- I did pick up a lot of souvenirs and gifts as I wandered around, and I didn’t need an extra bag to get back home. My recommendation for how to do this is as follows: I planned in advance (kinda) and took gifts with me. Now, I was visiting family so I had people to take gifts to, but still.
- Also, don’t be afraid to leave things behind. I bought a lock for my storage space in Amsterdam and left it there, I left a pair of shoes in Jordan so I could bring pottery back to my parents. So, win some lose some. I’m happy with my wins.
- In that same vein, there are many things I didn’t bring with me. I counted on being able to acquire sunscreen for example, through purchase or borrowing and didn’t prioritize getting it in my luggage.
How I organized what was in my bags:
- In the suitcase I had basically nothing that security would ask me to take out. It was basically all clothing, a couple books, and other miscellaneous stuff
- I kept all electronics and toiletries at the top of my carry-on so I could just pull them out and not disassemble my whole bag (This seems really obvious, but it took me a while to figure out)

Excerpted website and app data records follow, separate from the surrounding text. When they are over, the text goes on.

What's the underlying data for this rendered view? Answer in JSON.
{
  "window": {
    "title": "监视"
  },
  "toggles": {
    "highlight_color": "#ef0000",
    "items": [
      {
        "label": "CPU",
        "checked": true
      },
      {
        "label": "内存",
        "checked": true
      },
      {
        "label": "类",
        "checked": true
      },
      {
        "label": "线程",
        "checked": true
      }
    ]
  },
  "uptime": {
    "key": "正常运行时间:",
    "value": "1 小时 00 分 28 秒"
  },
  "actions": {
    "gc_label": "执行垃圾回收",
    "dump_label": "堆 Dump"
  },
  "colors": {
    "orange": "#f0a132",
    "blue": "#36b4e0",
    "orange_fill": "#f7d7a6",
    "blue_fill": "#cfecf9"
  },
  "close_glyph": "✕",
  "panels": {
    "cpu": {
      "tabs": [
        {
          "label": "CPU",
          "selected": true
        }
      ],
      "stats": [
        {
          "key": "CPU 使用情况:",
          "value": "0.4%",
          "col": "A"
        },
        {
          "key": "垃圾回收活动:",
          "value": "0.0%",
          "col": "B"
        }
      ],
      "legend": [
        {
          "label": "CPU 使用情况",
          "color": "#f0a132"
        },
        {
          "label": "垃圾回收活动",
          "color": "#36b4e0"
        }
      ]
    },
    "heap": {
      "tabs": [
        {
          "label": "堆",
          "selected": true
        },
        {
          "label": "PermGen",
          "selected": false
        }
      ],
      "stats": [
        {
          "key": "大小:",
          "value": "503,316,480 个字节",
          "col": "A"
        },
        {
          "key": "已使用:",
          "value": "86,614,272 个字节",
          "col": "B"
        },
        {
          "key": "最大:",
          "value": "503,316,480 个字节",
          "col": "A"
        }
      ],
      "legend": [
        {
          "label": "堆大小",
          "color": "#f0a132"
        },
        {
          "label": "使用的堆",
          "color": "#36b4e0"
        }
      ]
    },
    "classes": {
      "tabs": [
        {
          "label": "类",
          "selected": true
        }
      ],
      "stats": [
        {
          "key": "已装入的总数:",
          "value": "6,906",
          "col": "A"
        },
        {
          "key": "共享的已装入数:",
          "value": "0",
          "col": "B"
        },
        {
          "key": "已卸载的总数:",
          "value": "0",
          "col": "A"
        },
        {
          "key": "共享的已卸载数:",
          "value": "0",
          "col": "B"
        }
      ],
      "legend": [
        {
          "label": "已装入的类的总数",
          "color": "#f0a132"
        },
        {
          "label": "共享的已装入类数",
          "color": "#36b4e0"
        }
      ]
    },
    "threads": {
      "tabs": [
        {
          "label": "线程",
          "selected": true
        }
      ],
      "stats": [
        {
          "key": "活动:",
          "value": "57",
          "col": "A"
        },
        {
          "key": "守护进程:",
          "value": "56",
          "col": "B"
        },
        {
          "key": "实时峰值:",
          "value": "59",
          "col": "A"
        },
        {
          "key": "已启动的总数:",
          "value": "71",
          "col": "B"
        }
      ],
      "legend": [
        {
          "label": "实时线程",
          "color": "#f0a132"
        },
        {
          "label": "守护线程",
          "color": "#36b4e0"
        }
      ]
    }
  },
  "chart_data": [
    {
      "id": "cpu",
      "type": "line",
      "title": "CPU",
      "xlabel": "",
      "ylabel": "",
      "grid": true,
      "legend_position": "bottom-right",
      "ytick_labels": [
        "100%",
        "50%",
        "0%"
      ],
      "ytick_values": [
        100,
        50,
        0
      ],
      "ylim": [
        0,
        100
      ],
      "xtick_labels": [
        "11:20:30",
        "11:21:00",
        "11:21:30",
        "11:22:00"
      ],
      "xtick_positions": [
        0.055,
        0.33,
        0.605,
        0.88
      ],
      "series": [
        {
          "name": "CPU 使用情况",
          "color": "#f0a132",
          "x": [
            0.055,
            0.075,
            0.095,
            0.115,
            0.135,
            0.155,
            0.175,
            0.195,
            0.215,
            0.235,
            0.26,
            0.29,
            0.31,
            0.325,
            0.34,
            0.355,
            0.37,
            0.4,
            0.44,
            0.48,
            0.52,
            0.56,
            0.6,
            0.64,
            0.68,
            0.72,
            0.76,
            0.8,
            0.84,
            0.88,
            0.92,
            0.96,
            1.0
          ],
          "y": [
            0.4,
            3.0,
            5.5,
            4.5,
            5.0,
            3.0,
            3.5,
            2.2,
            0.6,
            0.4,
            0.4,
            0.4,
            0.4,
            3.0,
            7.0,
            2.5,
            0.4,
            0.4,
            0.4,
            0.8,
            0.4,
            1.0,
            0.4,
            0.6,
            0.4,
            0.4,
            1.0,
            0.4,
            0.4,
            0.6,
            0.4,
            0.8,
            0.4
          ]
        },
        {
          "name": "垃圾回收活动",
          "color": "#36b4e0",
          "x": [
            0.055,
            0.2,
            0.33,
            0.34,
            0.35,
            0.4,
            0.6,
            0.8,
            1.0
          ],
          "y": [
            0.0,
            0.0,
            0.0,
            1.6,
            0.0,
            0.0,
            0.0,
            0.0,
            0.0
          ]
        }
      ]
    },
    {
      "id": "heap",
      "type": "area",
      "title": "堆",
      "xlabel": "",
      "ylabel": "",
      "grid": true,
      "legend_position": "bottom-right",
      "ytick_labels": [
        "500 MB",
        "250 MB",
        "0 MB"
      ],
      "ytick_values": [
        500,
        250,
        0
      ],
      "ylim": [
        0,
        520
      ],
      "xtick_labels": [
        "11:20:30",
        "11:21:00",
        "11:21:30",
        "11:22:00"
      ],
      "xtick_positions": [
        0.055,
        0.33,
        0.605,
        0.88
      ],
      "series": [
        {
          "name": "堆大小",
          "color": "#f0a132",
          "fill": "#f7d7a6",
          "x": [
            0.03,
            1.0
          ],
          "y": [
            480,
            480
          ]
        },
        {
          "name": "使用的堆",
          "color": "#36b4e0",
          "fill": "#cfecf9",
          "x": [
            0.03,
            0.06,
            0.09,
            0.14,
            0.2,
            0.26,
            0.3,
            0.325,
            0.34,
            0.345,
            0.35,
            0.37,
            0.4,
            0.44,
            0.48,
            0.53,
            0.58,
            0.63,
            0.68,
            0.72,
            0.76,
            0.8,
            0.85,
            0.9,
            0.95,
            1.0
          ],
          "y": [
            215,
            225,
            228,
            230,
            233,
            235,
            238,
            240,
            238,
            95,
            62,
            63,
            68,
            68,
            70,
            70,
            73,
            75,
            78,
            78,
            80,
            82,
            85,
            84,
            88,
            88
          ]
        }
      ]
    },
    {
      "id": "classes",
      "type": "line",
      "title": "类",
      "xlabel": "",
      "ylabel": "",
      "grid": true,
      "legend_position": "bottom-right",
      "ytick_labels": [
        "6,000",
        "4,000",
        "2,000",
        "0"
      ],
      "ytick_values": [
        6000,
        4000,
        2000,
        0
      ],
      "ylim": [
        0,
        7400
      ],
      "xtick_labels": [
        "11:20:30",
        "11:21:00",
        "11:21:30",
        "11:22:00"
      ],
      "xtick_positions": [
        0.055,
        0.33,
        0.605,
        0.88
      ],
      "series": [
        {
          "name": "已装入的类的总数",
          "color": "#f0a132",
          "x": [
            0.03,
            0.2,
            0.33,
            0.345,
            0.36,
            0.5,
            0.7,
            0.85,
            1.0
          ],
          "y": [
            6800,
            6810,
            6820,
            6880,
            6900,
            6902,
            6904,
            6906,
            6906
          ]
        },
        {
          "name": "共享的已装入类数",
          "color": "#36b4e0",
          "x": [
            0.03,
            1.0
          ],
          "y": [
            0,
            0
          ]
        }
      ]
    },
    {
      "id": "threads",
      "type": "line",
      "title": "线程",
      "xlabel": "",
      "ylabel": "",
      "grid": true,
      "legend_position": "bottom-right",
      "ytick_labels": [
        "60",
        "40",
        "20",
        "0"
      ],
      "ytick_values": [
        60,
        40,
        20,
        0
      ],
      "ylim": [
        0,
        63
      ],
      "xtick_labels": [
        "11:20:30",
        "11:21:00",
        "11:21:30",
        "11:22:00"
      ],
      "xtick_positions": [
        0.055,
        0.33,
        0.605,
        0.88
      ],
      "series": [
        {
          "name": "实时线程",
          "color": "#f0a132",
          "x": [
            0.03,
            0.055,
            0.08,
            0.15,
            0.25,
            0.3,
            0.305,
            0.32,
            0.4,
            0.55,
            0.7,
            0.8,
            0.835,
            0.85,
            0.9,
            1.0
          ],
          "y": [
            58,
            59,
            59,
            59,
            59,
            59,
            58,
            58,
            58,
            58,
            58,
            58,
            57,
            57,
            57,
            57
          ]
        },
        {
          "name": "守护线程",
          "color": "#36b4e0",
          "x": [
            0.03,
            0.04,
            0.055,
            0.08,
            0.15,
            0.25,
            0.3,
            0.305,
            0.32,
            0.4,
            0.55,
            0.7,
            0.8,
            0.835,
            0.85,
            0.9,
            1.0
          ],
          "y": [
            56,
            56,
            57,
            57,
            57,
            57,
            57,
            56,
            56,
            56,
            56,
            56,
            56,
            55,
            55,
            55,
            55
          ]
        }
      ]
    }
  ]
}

- I kept all my electronics, liquids, and valuables in my backpack/ on my person. That way, if my luggage got lost (which it did) I still had the essentials.
- With the exception of my phone, laptop and its cord, I kept all my electronics in my pencil case. Headphones, battery packs, even outlet converters were all in one pouch. Again, easy for security and easy for me to find on a plane or in a busy airport gate
- All my toiletries, including things that the airline probably wouldn’t ask me to remove from my bag was in a single plastic bag. That way, All the liquids and gels were ready for security checks, but then when I needed any of those things they were all in one place
- I had a suitcase that was small enough that some airlines would consider it a carry on. I was forced to check it for most flights, though (However, only one airline charged me)
Random facts about what I packed and how to multipurpose things:
- I take an empty water bottle in my carry on. Security won’t take it, there’s usually water fountains in the ~secure area~ and then I don’t have to pay ridiculous prices in airports or airplanes.
- I didn’t wear hoodies on any plane ride because I like to keep things in my pockets and the kangaroo pouches aren’t super secure.
- Larger coats double as blankets pretty well
- The purse/bag that I carried with my everywhere (that wasn’t an airport) is a little drawstring backpack. I’m a really big fan of it because no one can get into it without me knowing. I didn’t have to worry about pickpockets or thieves as much as I’ve heard some people do and it was very relaxing. Plus, it folds up into nothing when it’s time to pack it up.
Let’s see… what else. Here are some random (unsponsored) recommendations and anti-recommendations for anyone who’s curious:
- Aegean Air is great. They charged me for my checked bag, but everyone I talked to for that process was super friendly and helpful. I had two flights with them one afternoon/evening and one red-eye. They fed me on both. Pasta and baklava is the way to my heart, guys*
- Not a fan of Air France. They lost my bag and it was Iceland Air that helped me get it back.
- Clink Noord hostel in Amsterdam is great. It’s right across the river from Centraal Station, the staff are very helpful and friendly (They moved me out of my room it was necessary with very little hassle). They have everything you could need and are reasonably priced (I believe that Clink also has a hostel in London? Not sure how that one is, maybe ask Max)
- Danish Christmas lattes are wonderful. I don’t remember the name of the establishment where I got it or what was in it, but somewhere in the Copenhagen International Airport they can, and should, be found.
*the meals were also no additional cost
Thank you all SO MUCH for reading my blog! I hope you enjoyed reading it as much as I enjoyed writing it. Hopefully I’ll revisit this project one day. 🙂 ❤
By the way, dressing for Wadi Rum is basically the same as dressing for Iceland.